  • Role of imaginary space in video games
  • Implications of Soja's Thirdspace and other spatial theories on videogames
  • Artificial intelligence (AI) and artificial life (AL) and the creationof artificial ecologies
  • Games specifically designed for education about ecological concerns,places, or uses (Oregon Trail, free online games)
  • Over-all ecological educational/conceptual effect of video games
  • Environment in video games and how it is constructed spatially andrhetorically
  • Relationship of the players to the game worlds arenas, landscapes,cities, and worlds
  • Rhetorical effect of nostalgic and romantic representations of nature
  • How video games effect eco literacies
  • Rhetorical effect of architecture and the creation of game spaces
  • Function of utopian and dystopian World Constructions
  • Creation of communities within artificial lands (often in MMORPGs, likeEverquest homes and communities)
  • Ecologies of play: evolutionary change and progression (powerups andenemy progression in relation to evolutionary models); cycle of life anddeath and the disruption of that cycle with re-play
  • Game creatures / anthropomorphism; cyborgs / cloning
  • Relationship of science and nature (control in games like Zoo Tycoon,science as a perversion of nature sci-fi games)
  • Analysis of ecolological tropes: mastery or control of nature (SIMCITYand the natural disasters as the opponent; land as something to becontrolled and colonized in Civilization)
  • Cultural construction of nature (prevalence of post apocalyptic worldsin Japanese games like Final Fantasy)
  • Virtual zoos viewing and capturing 'nature' (photographs of alien creatures in Beyond Good and Evil, capturing creatures in Pokemon)
  • Intersections of eco-theories and visual rhetoric as portrayed in video games
  • Historical representations of physical spaces and its relationship to the cultural definitions of those spaces (Battlefield 1942, Medal ofHonor)

All articles should pertain specifically to game studies scholarship and/or pedagogy. Articles that lend to the theoretical and criticalscholarship of video game studies will be favored. The editors are lessinterested in submissions that simply offer readings of particular games in order to identify that a game might be 'read' as ecological.

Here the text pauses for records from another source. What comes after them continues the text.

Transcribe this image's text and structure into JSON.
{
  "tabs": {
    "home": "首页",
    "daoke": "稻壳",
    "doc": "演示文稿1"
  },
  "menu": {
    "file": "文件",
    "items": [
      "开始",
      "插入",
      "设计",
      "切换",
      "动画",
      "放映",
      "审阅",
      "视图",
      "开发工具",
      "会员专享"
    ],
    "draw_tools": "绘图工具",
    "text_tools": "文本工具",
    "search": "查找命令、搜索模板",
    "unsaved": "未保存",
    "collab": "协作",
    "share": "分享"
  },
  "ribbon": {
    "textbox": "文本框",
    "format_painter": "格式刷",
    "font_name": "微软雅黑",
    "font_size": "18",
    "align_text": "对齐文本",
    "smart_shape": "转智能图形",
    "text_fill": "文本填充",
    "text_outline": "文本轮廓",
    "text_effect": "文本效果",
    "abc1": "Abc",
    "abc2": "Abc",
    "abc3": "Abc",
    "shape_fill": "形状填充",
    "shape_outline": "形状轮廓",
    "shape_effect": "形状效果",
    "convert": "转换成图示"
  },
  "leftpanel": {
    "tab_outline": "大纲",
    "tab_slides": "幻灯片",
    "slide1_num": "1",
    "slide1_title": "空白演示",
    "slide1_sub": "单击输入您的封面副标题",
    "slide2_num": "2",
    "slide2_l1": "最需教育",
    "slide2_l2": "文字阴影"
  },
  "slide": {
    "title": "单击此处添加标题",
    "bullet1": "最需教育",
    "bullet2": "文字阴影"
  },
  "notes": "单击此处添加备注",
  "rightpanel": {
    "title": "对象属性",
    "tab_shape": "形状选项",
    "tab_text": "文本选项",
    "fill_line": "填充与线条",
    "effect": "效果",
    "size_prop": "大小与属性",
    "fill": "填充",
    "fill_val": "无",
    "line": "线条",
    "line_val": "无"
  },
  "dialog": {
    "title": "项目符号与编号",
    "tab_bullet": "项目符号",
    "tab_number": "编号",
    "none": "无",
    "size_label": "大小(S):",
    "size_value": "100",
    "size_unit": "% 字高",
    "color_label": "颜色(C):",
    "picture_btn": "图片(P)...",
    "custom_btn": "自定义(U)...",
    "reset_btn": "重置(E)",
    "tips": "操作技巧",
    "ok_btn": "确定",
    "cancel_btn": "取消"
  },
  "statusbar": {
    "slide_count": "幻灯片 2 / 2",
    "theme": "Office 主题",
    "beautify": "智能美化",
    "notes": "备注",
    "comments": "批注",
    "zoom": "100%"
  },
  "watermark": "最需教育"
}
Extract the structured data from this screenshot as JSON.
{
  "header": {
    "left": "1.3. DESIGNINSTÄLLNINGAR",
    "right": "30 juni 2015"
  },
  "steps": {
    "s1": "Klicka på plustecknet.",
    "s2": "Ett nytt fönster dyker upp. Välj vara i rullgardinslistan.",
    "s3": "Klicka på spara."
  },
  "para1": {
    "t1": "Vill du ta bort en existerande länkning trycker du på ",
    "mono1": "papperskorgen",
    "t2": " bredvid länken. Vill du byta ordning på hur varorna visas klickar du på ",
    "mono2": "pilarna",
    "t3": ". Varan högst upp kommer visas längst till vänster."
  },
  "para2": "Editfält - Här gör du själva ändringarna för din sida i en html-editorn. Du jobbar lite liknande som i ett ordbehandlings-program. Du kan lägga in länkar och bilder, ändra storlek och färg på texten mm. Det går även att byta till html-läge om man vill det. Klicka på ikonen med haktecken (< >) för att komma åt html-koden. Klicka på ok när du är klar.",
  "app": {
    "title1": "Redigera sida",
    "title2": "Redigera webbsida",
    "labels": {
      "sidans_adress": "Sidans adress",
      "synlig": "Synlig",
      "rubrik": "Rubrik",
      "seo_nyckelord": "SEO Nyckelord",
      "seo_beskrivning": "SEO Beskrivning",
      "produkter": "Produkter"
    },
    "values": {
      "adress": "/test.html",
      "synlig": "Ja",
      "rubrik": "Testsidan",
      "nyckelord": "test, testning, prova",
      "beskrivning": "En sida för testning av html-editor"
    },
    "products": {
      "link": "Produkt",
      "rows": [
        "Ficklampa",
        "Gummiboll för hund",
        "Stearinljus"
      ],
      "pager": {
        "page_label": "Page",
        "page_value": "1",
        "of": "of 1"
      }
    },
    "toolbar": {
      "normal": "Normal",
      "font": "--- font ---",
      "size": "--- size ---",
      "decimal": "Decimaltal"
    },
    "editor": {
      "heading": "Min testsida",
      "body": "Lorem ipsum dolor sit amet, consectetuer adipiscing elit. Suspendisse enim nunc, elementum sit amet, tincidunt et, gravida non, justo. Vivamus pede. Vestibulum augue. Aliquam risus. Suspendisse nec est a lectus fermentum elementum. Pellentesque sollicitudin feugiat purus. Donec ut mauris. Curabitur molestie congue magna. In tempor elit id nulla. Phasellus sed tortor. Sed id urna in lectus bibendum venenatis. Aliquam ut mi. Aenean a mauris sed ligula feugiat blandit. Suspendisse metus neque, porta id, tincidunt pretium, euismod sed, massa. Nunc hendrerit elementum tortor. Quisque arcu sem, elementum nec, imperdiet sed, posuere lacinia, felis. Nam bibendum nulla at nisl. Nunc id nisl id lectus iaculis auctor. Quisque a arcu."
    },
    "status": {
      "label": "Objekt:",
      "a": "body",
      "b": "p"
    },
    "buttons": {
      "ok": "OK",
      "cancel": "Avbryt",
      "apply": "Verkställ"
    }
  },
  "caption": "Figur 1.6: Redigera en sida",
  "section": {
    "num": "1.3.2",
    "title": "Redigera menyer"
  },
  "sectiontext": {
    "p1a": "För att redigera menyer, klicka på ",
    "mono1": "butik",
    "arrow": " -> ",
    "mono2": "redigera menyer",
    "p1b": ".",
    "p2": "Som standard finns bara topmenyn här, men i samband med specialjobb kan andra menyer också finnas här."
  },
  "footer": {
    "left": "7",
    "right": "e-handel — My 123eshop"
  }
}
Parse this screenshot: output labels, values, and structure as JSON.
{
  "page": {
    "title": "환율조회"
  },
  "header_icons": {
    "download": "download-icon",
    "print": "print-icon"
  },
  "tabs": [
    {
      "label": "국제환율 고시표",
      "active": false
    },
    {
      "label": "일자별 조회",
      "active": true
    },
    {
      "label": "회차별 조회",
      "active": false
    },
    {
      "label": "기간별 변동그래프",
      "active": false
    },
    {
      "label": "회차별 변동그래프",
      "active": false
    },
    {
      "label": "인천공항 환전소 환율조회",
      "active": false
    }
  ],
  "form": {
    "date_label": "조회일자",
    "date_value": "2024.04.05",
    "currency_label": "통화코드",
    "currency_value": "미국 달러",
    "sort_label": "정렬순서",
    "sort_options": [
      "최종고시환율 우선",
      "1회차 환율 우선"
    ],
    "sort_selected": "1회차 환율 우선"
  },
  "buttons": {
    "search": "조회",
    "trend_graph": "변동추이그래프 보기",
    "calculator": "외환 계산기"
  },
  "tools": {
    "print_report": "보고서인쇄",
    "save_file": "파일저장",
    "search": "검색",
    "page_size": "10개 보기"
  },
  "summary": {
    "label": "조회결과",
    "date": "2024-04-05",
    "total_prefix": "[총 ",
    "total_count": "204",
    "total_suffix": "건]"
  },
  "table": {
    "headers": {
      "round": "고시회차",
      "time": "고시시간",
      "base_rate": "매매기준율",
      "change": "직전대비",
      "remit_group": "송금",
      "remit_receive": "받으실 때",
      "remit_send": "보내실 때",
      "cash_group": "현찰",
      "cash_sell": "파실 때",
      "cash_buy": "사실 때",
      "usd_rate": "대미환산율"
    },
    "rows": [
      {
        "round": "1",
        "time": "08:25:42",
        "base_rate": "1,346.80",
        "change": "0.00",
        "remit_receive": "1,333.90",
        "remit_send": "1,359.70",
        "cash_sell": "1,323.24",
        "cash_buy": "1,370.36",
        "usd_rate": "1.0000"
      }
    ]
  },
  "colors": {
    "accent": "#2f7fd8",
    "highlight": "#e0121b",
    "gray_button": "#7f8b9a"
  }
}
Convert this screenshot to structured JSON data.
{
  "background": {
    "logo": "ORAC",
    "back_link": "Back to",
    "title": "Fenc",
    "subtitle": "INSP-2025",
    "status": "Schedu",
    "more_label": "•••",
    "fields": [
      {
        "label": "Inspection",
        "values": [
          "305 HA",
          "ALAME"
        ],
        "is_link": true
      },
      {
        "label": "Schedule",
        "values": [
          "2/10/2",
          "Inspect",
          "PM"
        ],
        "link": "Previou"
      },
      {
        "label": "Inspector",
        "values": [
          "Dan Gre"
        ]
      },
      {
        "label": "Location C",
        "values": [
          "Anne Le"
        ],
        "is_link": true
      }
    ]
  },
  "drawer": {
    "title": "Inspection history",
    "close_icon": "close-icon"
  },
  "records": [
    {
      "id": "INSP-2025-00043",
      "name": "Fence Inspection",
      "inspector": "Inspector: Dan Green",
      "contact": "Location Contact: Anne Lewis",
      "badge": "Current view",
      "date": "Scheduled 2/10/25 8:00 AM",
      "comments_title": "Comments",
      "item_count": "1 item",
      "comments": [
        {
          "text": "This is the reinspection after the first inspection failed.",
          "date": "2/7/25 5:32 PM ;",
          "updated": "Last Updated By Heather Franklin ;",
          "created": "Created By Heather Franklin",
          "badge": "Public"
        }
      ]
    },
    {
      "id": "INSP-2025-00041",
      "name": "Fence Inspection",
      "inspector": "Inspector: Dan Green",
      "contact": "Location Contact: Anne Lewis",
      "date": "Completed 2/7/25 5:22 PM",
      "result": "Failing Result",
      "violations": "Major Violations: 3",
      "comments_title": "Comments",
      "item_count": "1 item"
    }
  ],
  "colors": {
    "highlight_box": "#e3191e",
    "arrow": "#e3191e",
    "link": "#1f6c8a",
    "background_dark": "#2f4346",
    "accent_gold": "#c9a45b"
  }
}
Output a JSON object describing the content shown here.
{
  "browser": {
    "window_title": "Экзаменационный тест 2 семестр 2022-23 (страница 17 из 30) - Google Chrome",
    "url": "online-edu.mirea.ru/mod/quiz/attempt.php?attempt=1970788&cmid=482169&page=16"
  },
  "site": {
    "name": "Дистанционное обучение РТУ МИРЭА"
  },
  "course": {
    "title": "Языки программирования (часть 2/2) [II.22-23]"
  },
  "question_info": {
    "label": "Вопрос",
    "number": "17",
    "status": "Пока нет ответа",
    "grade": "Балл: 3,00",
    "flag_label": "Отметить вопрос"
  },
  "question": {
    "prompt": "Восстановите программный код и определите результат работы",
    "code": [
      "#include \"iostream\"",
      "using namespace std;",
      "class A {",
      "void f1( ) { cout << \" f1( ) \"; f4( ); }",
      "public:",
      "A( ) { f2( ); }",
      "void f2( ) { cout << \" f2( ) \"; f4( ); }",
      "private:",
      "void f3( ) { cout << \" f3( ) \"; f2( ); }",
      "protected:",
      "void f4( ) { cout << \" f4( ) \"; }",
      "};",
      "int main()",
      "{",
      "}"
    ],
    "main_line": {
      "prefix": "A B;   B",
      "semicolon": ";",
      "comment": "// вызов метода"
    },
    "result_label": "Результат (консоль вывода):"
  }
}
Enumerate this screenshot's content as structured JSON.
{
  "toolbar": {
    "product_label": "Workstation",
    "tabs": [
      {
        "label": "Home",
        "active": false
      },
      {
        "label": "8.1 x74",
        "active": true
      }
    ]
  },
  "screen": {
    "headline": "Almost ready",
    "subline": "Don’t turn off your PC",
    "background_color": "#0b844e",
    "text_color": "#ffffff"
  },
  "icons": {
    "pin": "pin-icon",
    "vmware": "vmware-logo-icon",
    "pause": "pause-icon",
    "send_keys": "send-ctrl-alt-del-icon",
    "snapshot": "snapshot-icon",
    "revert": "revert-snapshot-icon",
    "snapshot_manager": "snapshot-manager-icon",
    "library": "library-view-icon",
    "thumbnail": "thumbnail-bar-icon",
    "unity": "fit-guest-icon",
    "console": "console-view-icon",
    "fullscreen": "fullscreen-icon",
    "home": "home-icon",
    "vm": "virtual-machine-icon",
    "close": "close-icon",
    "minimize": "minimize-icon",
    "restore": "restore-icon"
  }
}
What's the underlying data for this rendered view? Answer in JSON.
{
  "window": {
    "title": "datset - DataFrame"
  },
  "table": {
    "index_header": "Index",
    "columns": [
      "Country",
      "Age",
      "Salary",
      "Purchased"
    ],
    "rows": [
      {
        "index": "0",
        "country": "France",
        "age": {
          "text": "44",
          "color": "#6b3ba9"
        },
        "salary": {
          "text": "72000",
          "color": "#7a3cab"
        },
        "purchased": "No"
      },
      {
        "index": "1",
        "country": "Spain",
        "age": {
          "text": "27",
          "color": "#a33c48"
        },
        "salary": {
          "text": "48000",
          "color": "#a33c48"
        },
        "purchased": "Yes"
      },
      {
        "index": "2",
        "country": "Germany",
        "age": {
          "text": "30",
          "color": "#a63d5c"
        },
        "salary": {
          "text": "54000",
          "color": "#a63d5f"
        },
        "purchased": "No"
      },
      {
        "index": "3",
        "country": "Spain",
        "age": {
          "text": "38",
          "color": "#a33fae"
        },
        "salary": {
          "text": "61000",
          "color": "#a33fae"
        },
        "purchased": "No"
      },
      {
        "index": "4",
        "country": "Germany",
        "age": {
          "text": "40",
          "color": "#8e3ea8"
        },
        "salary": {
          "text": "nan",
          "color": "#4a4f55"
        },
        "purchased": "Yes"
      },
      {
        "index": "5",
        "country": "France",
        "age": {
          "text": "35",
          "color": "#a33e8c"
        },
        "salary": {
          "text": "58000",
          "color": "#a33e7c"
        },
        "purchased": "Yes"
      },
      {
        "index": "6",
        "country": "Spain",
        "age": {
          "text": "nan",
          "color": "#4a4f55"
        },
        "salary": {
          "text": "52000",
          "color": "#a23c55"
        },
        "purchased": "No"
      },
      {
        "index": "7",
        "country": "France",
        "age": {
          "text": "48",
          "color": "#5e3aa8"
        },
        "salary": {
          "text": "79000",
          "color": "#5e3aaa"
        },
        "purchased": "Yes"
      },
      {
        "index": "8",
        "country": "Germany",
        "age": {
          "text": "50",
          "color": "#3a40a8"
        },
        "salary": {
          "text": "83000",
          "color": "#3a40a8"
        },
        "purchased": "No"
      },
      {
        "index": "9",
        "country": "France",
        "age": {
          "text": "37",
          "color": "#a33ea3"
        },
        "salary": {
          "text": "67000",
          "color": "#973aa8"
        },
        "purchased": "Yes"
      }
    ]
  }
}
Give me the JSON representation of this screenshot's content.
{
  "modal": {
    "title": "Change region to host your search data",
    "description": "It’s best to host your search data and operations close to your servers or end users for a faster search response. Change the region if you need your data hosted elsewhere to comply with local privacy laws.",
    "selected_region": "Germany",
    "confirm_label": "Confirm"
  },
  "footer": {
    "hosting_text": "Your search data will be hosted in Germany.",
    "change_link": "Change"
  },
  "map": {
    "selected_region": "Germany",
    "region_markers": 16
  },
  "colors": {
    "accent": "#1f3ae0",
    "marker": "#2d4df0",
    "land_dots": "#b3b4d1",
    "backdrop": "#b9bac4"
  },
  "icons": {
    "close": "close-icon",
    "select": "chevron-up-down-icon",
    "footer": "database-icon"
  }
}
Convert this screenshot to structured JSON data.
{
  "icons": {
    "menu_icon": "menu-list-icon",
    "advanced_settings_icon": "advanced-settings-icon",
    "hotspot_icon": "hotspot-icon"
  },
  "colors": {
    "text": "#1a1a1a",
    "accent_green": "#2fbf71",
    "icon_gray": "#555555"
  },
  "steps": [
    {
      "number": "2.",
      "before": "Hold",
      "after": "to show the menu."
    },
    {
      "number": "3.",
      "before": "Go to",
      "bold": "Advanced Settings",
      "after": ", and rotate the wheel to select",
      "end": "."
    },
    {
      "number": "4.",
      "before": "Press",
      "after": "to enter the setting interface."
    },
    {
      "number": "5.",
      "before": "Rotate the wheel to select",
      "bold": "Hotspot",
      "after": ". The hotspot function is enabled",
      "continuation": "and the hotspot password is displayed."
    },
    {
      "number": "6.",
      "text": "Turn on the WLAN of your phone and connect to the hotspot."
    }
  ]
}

Please send a proposal of 500-750 words and a contributor's bio by November 1, 2004 to (preferably) e-mail or snail mail address below.(Early inquiries and submissions are highly encouraged). Authors will benotified of acceptance by December 1, 2004. Final drafts of articles will be due: April 1, 2004.

For more information, please email the editors or see the longer CFP online: http://www.nwe.ufl.edu/~ltaylor/ecology.html

Sdobrin@english.ufl.edu, Cmartin@english.ufl.edu, or Ltaylor@english.ufl.edu

Sidney Dobrin, Cathlena Martin, and Laurie Taylor Department of English University of Florida PO Box 117310 Gainesville, Florida, 32611-7311